  2. The movement relating to derivative financial instruments is in respect of derivatives taken out to hedge cash and cash equivalents and external borrowings, derivatives taken out to hedge intercompany loans and derivatives treated as net investment hedges. Derivatives taken out as cash flow hedges in respect of financing activities are also included in the movement relating to derivative financial instruments, while other such derivatives in respect of operating and investing activities are reflected along with the underlying transactions.

 26 Business combinations and disposals
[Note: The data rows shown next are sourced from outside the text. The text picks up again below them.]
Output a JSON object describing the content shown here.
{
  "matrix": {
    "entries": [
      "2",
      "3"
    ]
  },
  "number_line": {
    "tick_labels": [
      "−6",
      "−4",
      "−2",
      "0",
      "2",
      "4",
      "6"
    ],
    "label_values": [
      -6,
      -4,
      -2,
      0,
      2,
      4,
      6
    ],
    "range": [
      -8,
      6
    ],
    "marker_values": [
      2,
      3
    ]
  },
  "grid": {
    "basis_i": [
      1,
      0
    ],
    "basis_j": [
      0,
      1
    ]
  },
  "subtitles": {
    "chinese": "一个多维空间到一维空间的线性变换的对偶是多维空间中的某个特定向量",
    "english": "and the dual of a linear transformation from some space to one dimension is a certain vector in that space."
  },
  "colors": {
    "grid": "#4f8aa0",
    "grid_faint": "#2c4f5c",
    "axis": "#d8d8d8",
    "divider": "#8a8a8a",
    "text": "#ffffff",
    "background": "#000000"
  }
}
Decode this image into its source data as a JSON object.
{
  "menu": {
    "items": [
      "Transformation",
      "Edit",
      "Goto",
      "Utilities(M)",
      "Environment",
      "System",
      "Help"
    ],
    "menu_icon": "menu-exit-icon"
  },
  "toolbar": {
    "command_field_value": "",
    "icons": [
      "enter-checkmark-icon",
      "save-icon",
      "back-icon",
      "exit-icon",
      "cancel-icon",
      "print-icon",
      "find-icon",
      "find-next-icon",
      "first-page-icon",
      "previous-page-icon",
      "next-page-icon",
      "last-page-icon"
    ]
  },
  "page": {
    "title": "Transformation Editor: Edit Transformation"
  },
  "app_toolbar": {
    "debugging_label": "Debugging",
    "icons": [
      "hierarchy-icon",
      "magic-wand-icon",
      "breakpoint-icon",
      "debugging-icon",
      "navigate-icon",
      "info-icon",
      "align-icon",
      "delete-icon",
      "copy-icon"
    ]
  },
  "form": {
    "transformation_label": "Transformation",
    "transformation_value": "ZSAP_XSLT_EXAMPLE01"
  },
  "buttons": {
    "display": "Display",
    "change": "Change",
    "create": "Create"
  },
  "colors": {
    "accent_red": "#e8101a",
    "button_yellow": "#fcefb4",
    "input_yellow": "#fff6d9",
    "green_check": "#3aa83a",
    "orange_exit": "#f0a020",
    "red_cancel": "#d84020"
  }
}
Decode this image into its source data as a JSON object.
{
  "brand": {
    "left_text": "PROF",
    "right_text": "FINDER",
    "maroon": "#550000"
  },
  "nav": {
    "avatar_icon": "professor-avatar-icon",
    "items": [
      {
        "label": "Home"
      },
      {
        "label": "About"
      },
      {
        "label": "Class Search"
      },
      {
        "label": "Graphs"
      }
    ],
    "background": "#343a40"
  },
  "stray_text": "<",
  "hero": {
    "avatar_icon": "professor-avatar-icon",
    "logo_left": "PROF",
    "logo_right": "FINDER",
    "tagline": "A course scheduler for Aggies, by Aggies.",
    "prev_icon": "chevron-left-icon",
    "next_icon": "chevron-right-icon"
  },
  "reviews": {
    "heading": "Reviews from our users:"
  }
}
  1. The Group ceased to be the controlling company of British American Racing (Holdings) Ltd. (BAR) on 8 December 2004 when BAR went into administration. The Group consequently ceased to consolidate BAR from that date. On 7 January 2005, BARH Ltd., a newly formed joint venture between British American Tobacco and Honda Motor Co. Ltd. acquired the BAR business. On 4 October 2005, the Group announced that it had agreed the sale of its 55% shareholding in BARH to Honda and the sale was completed on 20 December 2005. For the period from 7 January 2005 to 20 December 2005, BARH was equity accounted, reflecting shared control with Honda.

    These transactions resulted in a net gain of £5 million in 2005, included in other operating income in profit from operations (note 3f).

  2. On 25 November 2005, the Group acquired Restomat AG, the largest operator of cigarette vending machines in Switzerland, for a cash consideration of £25 million. The net assets acquired were £10 million of non-current assets and £15 million of current assets (including £6 million of cash and cash equivalents) less £2 million of non-current liabilities and £5 million of current liabilities. The acquisition resulted in goodwill of £7 million. In the period from 1 January 2005 to 25 November 2005, the profit from operations and the profit for the period was £2 million.

  3. As described in note 3f , the Group's Italian subsidiary sold its cigar business on 19 July 2006.

  4. In August 2006, the Group purchased minority interests in its subsidiary in Chile for a cost of £91 million, raising the Group shareholding from 70.4 per cent to 96.4 per cent . The goodwill arising on this transaction was £80 million and the minority interests in Group equity were reduced by £ 11 million.